Lets say I have galactic coordinates of an object, l and b.

I figured out that i can transform them to cartesian system using the formula:

$$ \begin{align} X &= \cos(b)\cos(l)\\ Y &= \cos(b)\sin(l)\\ Z &= \sin(b) \end{align} $$

Giving me a vector on the celestial sphere. So far so good, now I want to know the exact position of the object. Using 1/parallax, I compute the distance. Therefore I multiply it with my vector to find out the exact cartesian position of the object.

$$ \begin{align} X &= \textstyle\frac{1}{p} \cos(b)\cos(l)\\ Y &= \textstyle\frac{1}{p} \cos(b)\sin(l)\\ Z &= \textstyle\frac{1}{p} \sin(b) \end{align} $$ What I want to know is if this calculation is correct and if not, what do I have to change or reconsider? Thanks!

  • $\begingroup$ The question for me is : what problem do you solve by conversion from galactic to (which?) Cartesian coordinates?

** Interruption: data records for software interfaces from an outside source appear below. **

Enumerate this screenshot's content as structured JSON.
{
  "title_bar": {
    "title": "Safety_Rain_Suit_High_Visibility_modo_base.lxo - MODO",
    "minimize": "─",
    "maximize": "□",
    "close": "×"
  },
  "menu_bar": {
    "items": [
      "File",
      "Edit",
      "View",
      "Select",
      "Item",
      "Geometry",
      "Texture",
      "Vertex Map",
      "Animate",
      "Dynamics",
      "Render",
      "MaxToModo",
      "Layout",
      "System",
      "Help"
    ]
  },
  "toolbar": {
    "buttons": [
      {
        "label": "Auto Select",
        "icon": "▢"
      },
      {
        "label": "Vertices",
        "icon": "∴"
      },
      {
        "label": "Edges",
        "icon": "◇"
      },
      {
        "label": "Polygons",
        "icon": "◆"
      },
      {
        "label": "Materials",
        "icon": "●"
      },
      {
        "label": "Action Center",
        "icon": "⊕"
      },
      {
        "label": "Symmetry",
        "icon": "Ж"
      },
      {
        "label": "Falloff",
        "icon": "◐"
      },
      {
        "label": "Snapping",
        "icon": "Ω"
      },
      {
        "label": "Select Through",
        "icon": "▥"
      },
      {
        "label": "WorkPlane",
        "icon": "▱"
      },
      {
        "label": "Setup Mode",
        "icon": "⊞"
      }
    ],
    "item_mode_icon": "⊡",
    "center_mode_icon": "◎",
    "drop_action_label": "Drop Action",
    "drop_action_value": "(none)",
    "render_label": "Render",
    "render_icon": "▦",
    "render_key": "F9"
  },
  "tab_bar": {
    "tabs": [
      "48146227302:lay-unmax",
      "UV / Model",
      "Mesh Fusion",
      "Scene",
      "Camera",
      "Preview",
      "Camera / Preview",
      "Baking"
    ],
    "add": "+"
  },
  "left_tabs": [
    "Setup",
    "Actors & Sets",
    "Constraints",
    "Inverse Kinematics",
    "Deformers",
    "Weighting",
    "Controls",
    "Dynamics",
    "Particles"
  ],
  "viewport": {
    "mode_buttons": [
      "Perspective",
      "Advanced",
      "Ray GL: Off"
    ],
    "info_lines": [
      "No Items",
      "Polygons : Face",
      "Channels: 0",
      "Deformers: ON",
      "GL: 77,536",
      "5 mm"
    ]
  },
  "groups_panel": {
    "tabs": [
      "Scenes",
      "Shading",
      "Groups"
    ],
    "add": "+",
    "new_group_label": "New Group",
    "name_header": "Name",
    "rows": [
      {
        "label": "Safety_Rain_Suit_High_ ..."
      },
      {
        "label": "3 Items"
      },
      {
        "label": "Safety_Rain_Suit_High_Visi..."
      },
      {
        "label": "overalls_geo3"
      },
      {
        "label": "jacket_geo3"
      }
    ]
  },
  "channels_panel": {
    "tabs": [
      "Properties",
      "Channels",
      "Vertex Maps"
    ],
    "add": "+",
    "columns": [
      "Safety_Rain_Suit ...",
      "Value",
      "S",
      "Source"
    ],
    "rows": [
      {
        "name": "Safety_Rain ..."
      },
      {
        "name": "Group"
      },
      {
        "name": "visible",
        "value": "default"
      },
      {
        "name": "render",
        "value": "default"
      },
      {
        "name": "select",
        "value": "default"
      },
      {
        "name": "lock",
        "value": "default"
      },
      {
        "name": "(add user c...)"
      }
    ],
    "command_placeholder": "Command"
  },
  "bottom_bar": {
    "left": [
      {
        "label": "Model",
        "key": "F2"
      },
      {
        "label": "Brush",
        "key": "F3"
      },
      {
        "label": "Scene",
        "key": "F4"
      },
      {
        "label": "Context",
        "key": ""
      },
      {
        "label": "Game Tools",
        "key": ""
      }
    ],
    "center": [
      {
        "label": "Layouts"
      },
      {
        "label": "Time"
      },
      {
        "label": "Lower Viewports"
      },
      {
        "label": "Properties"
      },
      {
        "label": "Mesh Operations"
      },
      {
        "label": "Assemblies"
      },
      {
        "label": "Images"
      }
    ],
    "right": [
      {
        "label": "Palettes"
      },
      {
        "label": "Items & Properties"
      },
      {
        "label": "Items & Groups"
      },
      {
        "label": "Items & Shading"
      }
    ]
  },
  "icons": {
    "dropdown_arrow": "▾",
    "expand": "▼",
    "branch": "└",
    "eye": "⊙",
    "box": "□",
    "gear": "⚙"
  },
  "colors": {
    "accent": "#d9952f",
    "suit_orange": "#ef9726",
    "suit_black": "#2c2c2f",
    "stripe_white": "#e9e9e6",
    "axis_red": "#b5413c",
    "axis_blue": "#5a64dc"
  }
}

Galactic coordinates or heliocentric seem more appropriate when dealing with galactic objects $\endgroup$ Commented Mar 21, 2020 at 1:18
  • $\begingroup$ I want to see how the planets are contributed in the cartesian coordinate system. The first transformation only gives me, from my understanding, the positions on the sphere. I want the exact positions with the distance from the centre. $\endgroup$
    – JackJohn
    Commented Mar 21, 2020 at 10:41
  • $\begingroup$ If I'm understanding correctly, you're looking for precise distance from the center of the galaxy. Unfortunately, we don't know the distance to the center of the galaxy with high precision, so galactic coordinates are centered on our solar system's barycenter. $\endgroup$
    – user21
    Commented Mar 21, 2020 at 16:58
  • $\begingroup$ I'm actually trying to do so from the barycenter. Is it possible that I should use the Radius of the sun instead of 1/P? $\endgroup$
    – JackJohn
    Commented Mar 21, 2020 at 17:32
  • $\begingroup$ No, using parsecs is a good idea. The distance of most stars compared to the Sun's radius is very lage. $\endgroup$
    – user21
    Commented Apr 1, 2020 at 15:48

1 Answer 1


No. This calculation is a rough approximation. It's probably good enough for any amateur use, but a more precise calculation would be using 1/tan(parallax). Continue using parsecs for distance, but if you decide to convert to light-years, it's simple math (lightyears = parsecs * 3.26156).

This is just me, thinking out loud here, but the way I did it was to use the Right Ascension and Declination to convert to Cartesian coordinates (with Earth as the 0,0,0). It looks like you're using the same formulas (subbing in b and l for RA and Dec), so if you wanted to switch, it wouldn't be hard, but it might be more accurate.

Some other things to consider: the reference epoch is important. It's basically the date of the measurements that you're using, so if the reference epoch is 1950, you'd need to add the proper motion to whichever coordinate system you're using to bring it in line with where things are today (e.g. ref epoch of 1950 needs to add the proper motion [right ascension] and the proper motion [declination] 71 times before you convert to cartesian coordinates). Additionally, you might have to add the travel time of the light to get really, really accurate results (e.g. Neptune is 249.98 according to Quora [not the best of sources, but good for illustration], so you'd have to add 249.98 minutes' worth of right ascension and proper motion before converting to cartesian coordinates).

TL;DR: start with RA, Dec and ref epoch. For RA and Dec, multiply the proper motion by the sum of (the difference between ref epoch and date of interest) and 1/(3652460) * distance in light minutes. Then, use 1 / tangent (parallax [in arcseconds]) and plug in those values into the formulas you already have.


You must log in to answer this question.

Not the answer you're looking for? Browse other questions tagged .